■ WHAT YOU ARE ASKED TO DO ■
Scan the listing below. Report each line that includes "Transferências".
Segment Open
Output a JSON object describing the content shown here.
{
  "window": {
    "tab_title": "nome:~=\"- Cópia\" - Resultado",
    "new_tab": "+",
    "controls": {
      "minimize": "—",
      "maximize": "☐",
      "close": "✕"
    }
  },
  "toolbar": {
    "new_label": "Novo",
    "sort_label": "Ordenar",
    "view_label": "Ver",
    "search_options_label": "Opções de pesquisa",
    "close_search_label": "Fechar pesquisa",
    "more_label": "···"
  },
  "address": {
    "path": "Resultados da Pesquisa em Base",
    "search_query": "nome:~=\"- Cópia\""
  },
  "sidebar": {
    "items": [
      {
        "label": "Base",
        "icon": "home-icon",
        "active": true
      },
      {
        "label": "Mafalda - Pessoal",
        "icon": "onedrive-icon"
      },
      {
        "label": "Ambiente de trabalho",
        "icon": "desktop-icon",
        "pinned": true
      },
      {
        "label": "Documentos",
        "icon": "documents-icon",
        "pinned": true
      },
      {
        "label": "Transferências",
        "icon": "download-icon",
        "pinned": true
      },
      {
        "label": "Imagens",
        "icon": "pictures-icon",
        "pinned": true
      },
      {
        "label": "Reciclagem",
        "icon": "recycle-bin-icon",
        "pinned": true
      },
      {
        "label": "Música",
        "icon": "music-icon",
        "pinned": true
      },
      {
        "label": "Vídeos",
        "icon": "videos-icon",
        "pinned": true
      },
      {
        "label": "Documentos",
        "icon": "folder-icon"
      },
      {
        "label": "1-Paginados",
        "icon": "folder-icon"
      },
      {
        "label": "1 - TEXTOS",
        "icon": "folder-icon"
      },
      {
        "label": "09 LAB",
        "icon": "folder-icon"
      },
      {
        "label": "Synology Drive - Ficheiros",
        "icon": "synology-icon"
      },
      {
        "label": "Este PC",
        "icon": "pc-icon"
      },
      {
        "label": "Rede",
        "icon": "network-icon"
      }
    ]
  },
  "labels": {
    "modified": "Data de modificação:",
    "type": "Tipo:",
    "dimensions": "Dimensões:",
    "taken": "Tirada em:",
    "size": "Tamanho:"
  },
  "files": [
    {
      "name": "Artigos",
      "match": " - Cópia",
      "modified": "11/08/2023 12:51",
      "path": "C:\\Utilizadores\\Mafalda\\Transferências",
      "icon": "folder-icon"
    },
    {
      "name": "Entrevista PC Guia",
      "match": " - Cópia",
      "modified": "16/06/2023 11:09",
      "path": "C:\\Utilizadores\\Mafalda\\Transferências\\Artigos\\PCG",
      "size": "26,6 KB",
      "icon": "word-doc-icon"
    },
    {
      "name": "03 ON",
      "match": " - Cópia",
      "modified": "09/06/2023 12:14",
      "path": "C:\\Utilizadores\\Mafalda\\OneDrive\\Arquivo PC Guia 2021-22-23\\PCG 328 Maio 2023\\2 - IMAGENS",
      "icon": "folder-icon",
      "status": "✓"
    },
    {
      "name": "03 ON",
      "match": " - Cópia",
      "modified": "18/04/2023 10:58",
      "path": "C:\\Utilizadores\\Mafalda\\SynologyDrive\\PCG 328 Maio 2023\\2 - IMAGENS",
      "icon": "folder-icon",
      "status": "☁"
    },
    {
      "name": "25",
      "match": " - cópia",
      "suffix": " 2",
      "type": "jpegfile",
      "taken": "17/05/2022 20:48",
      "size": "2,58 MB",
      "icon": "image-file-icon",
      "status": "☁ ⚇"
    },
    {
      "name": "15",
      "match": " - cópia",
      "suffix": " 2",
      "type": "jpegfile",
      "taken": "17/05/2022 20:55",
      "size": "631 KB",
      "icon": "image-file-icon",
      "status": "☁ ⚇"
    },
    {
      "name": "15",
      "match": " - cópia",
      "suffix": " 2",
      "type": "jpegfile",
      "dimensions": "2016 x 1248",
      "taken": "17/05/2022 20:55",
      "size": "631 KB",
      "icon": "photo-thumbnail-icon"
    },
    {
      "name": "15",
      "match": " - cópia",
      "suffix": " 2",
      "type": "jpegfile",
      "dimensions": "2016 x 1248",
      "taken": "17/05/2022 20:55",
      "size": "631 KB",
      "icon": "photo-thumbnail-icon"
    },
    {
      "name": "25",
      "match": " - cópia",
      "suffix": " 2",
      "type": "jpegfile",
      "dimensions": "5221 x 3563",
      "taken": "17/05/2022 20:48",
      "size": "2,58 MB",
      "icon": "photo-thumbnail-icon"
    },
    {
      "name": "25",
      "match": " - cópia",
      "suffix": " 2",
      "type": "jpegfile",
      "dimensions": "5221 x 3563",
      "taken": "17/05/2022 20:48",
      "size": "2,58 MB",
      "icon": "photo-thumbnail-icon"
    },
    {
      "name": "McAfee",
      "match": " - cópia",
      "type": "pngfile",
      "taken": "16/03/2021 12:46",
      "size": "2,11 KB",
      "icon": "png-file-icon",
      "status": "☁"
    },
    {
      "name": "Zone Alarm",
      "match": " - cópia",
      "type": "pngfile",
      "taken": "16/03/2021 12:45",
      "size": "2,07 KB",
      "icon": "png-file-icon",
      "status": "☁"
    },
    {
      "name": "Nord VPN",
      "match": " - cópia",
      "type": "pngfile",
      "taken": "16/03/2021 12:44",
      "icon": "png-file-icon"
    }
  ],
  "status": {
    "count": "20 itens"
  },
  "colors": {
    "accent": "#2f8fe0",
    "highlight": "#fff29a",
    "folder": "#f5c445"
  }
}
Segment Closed
■ RESPONSE TO THIS EXERCISE ■
        "label": "Transferências",
      "path": "C:\\Utilizadores\\Mafalda\\Transferências",
      "path": "C:\\Utilizadores\\Mafalda\\Transferências\\Artigos\\PCG",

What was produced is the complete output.